“What an amazing cluster of proud and cheerful young entrepreneurs,” said Campbell Business Associate Dean for Eternal Relations Dr. Shahriar Mostashari. “I left the student exhibition hall with not one but several favorite projects. Kudos to all for their creativity and choice of timely and relevant Campus focused projects.”

“I liked watching the teams of students present the project they have had to work on all semester,” said course student mentor Rachel Wheeler. “This gave each student an opportunity to step outside of their comfort zone and develop skills they will use after graduation.”

Campbell Business instructor and entrepreneurship coordinator Scott Kelly, who serves as the business school faculty member at HQ Raleigh led the course throughout the semester.

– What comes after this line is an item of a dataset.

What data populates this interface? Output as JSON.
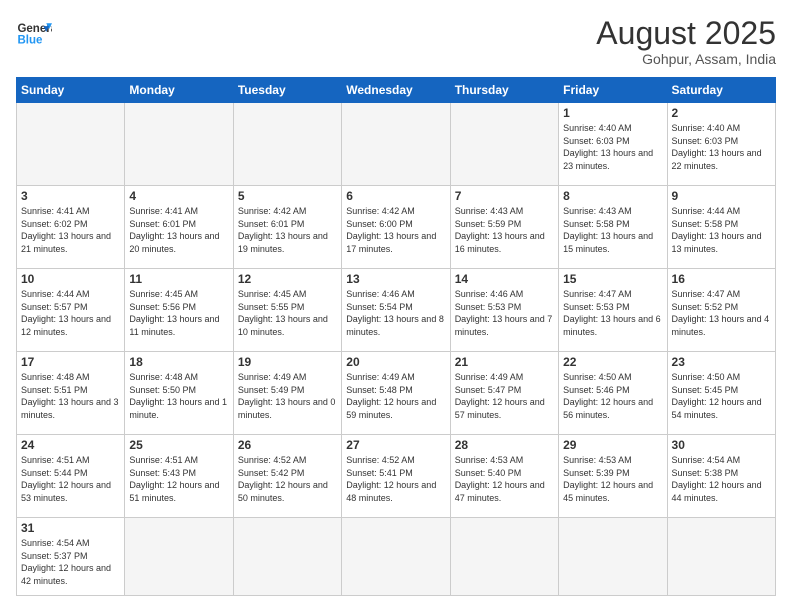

“Our students begin taking business courses when they first step on campus, and we have four years to mold their minds and craft their creativity,” said Kelly. “Most of the students that participated in the projects were sophomores who begin this course after completing the first business course where they completed another team project to launch a food truck. I look forward to meeting these students in a few years and seeing how these projects shaped their careers.”

“The world expects our students to enter the workforce ready to solve unstructured problems and work in teams,” said Campbell Business Dean Dr. Kevin O’Mara. “These projects not only allowed students to develop creative and critical thinking skills, but it also helped them understand team dynamics and the value of a strong, interwoven, and focused team. This is not their only team experience as all Campbell Business students work on the food truck project in their first year, this entrepreneurship project in their second year, and a Six Sigma project with an actual company in their third year. They should be well versed in teamwork prior to their internship experience, which will enable them to better contribute during the internship.”

The end goal of the BADM 200 projects was to serve as a catalyst in changing student behavior with regard to curiosity and innovation. The four-year Campbell Business curriculum is designed to prepare students to tackle problems and seize opportunities when they enter the working world.